TASK TO COMPLETE |
The expected output is the data below, restated word for word.

Data records for software interfaces:
▼

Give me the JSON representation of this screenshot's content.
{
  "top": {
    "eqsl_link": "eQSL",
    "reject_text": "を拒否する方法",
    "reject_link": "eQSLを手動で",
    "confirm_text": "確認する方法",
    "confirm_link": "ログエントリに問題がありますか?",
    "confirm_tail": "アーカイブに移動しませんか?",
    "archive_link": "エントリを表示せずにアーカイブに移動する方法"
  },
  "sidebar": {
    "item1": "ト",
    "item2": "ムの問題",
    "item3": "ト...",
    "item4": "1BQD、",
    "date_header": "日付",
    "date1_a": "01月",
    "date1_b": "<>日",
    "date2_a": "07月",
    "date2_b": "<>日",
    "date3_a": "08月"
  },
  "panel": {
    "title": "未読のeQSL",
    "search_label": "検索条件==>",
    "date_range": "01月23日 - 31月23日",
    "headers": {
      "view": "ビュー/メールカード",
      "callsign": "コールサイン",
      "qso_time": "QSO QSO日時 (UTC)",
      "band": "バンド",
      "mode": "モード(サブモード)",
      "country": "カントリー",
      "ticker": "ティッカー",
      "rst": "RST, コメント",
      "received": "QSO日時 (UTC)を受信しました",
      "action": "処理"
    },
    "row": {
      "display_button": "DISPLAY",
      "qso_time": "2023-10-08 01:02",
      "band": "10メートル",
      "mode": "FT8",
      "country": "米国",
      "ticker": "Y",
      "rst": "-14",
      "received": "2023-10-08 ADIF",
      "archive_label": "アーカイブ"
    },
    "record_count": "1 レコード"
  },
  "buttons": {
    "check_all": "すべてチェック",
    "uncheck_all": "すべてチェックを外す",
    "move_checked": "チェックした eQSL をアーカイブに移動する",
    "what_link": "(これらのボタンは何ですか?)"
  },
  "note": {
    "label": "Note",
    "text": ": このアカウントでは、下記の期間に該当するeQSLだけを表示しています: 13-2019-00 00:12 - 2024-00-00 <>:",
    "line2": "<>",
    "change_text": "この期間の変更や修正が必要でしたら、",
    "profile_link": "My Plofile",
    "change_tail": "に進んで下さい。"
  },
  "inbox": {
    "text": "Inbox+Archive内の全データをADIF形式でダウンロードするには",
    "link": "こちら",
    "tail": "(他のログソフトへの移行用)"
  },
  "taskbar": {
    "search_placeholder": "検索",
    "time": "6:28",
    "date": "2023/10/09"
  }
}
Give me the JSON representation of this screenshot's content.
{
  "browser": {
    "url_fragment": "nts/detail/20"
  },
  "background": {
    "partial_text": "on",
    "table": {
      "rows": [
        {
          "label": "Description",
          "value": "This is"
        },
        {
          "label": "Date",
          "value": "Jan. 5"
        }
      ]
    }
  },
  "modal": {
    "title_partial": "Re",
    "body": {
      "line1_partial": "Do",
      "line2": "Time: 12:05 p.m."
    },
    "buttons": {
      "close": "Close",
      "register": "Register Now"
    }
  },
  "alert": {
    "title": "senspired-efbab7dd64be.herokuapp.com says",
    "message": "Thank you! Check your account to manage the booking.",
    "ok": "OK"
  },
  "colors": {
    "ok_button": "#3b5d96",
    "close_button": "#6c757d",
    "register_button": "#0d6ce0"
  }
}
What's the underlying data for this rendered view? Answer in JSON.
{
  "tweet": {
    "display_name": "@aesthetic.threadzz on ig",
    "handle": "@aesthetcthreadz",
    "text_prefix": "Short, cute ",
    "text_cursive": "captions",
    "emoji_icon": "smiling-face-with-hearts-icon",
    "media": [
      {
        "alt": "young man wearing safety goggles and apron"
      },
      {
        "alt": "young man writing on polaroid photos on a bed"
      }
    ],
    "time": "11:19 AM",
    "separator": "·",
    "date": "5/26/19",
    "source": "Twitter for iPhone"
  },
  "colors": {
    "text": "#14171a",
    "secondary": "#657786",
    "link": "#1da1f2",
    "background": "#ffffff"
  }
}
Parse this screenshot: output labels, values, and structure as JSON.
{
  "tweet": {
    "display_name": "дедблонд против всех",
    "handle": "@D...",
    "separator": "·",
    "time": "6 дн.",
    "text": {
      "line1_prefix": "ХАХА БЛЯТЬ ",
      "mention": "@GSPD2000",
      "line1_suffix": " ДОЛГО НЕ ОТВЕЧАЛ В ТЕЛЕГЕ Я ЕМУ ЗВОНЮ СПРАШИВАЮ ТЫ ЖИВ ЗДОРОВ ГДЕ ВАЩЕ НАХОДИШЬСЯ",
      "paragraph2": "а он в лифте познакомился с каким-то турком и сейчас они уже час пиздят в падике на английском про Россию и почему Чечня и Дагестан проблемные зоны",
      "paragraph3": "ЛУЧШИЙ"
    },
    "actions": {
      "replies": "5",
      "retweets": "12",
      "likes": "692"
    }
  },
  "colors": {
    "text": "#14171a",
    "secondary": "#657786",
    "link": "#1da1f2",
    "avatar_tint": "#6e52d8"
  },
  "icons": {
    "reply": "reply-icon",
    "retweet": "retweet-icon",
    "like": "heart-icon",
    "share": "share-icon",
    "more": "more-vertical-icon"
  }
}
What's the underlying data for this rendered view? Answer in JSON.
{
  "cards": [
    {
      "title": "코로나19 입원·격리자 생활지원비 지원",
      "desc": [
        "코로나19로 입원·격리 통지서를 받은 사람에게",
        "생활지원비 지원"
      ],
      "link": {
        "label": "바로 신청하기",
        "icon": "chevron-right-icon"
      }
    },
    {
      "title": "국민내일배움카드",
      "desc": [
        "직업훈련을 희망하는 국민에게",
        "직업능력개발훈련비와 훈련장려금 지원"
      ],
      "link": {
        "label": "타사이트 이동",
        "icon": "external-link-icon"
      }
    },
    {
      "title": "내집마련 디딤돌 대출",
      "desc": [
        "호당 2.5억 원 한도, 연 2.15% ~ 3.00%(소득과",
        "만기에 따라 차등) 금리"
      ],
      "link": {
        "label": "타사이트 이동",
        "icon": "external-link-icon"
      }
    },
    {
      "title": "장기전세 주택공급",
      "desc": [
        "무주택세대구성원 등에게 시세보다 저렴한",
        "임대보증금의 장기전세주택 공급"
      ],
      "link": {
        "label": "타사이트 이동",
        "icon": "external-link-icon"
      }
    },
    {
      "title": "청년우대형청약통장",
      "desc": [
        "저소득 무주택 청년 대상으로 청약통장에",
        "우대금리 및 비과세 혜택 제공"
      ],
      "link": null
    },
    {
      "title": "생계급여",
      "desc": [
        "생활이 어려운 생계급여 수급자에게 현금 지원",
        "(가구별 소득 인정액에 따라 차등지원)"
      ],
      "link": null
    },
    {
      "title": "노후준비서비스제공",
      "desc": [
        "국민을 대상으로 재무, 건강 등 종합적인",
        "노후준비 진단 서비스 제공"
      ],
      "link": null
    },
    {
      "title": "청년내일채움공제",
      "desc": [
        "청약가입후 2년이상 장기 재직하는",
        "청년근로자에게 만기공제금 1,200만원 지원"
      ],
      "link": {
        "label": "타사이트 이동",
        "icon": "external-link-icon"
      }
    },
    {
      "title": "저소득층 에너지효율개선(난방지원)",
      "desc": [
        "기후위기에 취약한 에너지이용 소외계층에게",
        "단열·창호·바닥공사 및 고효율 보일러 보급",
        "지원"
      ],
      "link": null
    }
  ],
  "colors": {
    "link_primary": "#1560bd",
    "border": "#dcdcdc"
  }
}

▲

RESPONSE TO THE EXERCISE |
Give me the JSON representation of this screenshot's content.
{
  "top": {
    "eqsl_link": "eQSL",
    "reject_text": "を拒否する方法",
    "reject_link": "eQSLを手動で",
    "confirm_text": "確認する方法",
    "confirm_link": "ログエントリに問題がありますか?",
    "confirm_tail": "アーカイブに移動しませんか?",
    "archive_link": "エントリを表示せずにアーカイブに移動する方法"
  },
  "sidebar": {
    "item1": "ト",
    "item2": "ムの問題",
    "item3": "ト...",
    "item4": "1BQD、",
    "date_header": "日付",
    "date1_a": "01月",
    "date1_b": "<>日",
    "date2_a": "07月",
    "date2_b": "<>日",
    "date3_a": "08月"
  },
  "panel": {
    "title": "未読のeQSL",
    "search_label": "検索条件==>",
    "date_range": "01月23日 - 31月23日",
    "headers": {
      "view": "ビュー/メールカード",
      "callsign": "コールサイン",
      "qso_time": "QSO QSO日時 (UTC)",
      "band": "バンド",
      "mode": "モード(サブモード)",
      "country": "カントリー",
      "ticker": "ティッカー",
      "rst": "RST, コメント",
      "received": "QSO日時 (UTC)を受信しました",
      "action": "処理"
    },
    "row": {
      "display_button": "DISPLAY",
      "qso_time": "2023-10-08 01:02",
      "band": "10メートル",
      "mode": "FT8",
      "country": "米国",
      "ticker": "Y",
      "rst": "-14",
      "received": "2023-10-08 ADIF",
      "archive_label": "アーカイブ"
    },
    "record_count": "1 レコード"
  },
  "buttons": {
    "check_all": "すべてチェック",
    "uncheck_all": "すべてチェックを外す",
    "move_checked": "チェックした eQSL をアーカイブに移動する",
    "what_link": "(これらのボタンは何ですか?)"
  },
  "note": {
    "label": "Note",
    "text": ": このアカウントでは、下記の期間に該当するeQSLだけを表示しています: 13-2019-00 00:12 - 2024-00-00 <>:",
    "line2": "<>",
    "change_text": "この期間の変更や修正が必要でしたら、",
    "profile_link": "My Plofile",
    "change_tail": "に進んで下さい。"
  },
  "inbox": {
    "text": "Inbox+Archive内の全データをADIF形式でダウンロードするには",
    "link": "こちら",
    "tail": "(他のログソフトへの移行用)"
  },
  "taskbar": {
    "search_placeholder": "検索",
    "time": "6:28",
    "date": "2023/10/09"
  }
}
Give me the JSON representation of this screenshot's content.
{
  "browser": {
    "url_fragment": "nts/detail/20"
  },
  "background": {
    "partial_text": "on",
    "table": {
      "rows": [
        {
          "label": "Description",
          "value": "This is"
        },
        {
          "label": "Date",
          "value": "Jan. 5"
        }
      ]
    }
  },
  "modal": {
    "title_partial": "Re",
    "body": {
      "line1_partial": "Do",
      "line2": "Time: 12:05 p.m."
    },
    "buttons": {
      "close": "Close",
      "register": "Register Now"
    }
  },
  "alert": {
    "title": "senspired-efbab7dd64be.herokuapp.com says",
    "message": "Thank you! Check your account to manage the booking.",
    "ok": "OK"
  },
  "colors": {
    "ok_button": "#3b5d96",
    "close_button": "#6c757d",
    "register_button": "#0d6ce0"
  }
}
What's the underlying data for this rendered view? Answer in JSON.
{
  "tweet": {
    "display_name": "@aesthetic.threadzz on ig",
    "handle": "@aesthetcthreadz",
    "text_prefix": "Short, cute ",
    "text_cursive": "captions",
    "emoji_icon": "smiling-face-with-hearts-icon",
    "media": [
      {
        "alt": "young man wearing safety goggles and apron"
      },
      {
        "alt": "young man writing on polaroid photos on a bed"
      }
    ],
    "time": "11:19 AM",
    "separator": "·",
    "date": "5/26/19",
    "source": "Twitter for iPhone"
  },
  "colors": {
    "text": "#14171a",
    "secondary": "#657786",
    "link": "#1da1f2",
    "background": "#ffffff"
  }
}
Parse this screenshot: output labels, values, and structure as JSON.
{
  "tweet": {
    "display_name": "дедблонд против всех",
    "handle": "@D...",
    "separator": "·",
    "time": "6 дн.",
    "text": {
      "line1_prefix": "ХАХА БЛЯТЬ ",
      "mention": "@GSPD2000",
      "line1_suffix": " ДОЛГО НЕ ОТВЕЧАЛ В ТЕЛЕГЕ Я ЕМУ ЗВОНЮ СПРАШИВАЮ ТЫ ЖИВ ЗДОРОВ ГДЕ ВАЩЕ НАХОДИШЬСЯ",
      "paragraph2": "а он в лифте познакомился с каким-то турком и сейчас они уже час пиздят в падике на английском про Россию и почему Чечня и Дагестан проблемные зоны",
      "paragraph3": "ЛУЧШИЙ"
    },
    "actions": {
      "replies": "5",
      "retweets": "12",
      "likes": "692"
    }
  },
  "colors": {
    "text": "#14171a",
    "secondary": "#657786",
    "link": "#1da1f2",
    "avatar_tint": "#6e52d8"
  },
  "icons": {
    "reply": "reply-icon",
    "retweet": "retweet-icon",
    "like": "heart-icon",
    "share": "share-icon",
    "more": "more-vertical-icon"
  }
}
What's the underlying data for this rendered view? Answer in JSON.
{
  "cards": [
    {
      "title": "코로나19 입원·격리자 생활지원비 지원",
      "desc": [
        "코로나19로 입원·격리 통지서를 받은 사람에게",
        "생활지원비 지원"
      ],
      "link": {
        "label": "바로 신청하기",
        "icon": "chevron-right-icon"
      }
    },
    {
      "title": "국민내일배움카드",
      "desc": [
        "직업훈련을 희망하는 국민에게",
        "직업능력개발훈련비와 훈련장려금 지원"
      ],
      "link": {
        "label": "타사이트 이동",
        "icon": "external-link-icon"
      }
    },
    {
      "title": "내집마련 디딤돌 대출",
      "desc": [
        "호당 2.5억 원 한도, 연 2.15% ~ 3.00%(소득과",
        "만기에 따라 차등) 금리"
      ],
      "link": {
        "label": "타사이트 이동",
        "icon": "external-link-icon"
      }
    },
    {
      "title": "장기전세 주택공급",
      "desc": [
        "무주택세대구성원 등에게 시세보다 저렴한",
        "임대보증금의 장기전세주택 공급"
      ],
      "link": {
        "label": "타사이트 이동",
        "icon": "external-link-icon"
      }
    },
    {
      "title": "청년우대형청약통장",
      "desc": [
        "저소득 무주택 청년 대상으로 청약통장에",
        "우대금리 및 비과세 혜택 제공"
      ],
      "link": null
    },
    {
      "title": "생계급여",
      "desc": [
        "생활이 어려운 생계급여 수급자에게 현금 지원",
        "(가구별 소득 인정액에 따라 차등지원)"
      ],
      "link": null
    },
    {
      "title": "노후준비서비스제공",
      "desc": [
        "국민을 대상으로 재무, 건강 등 종합적인",
        "노후준비 진단 서비스 제공"
      ],
      "link": null
    },
    {
      "title": "청년내일채움공제",
      "desc": [
        "청약가입후 2년이상 장기 재직하는",
        "청년근로자에게 만기공제금 1,200만원 지원"
      ],
      "link": {
        "label": "타사이트 이동",
        "icon": "external-link-icon"
      }
    },
    {
      "title": "저소득층 에너지효율개선(난방지원)",
      "desc": [
        "기후위기에 취약한 에너지이용 소외계층에게",
        "단열·창호·바닥공사 및 고효율 보일러 보급",
        "지원"
      ],
      "link": null
    }
  ],
  "colors": {
    "link_primary": "#1560bd",
    "border": "#dcdcdc"
  }
}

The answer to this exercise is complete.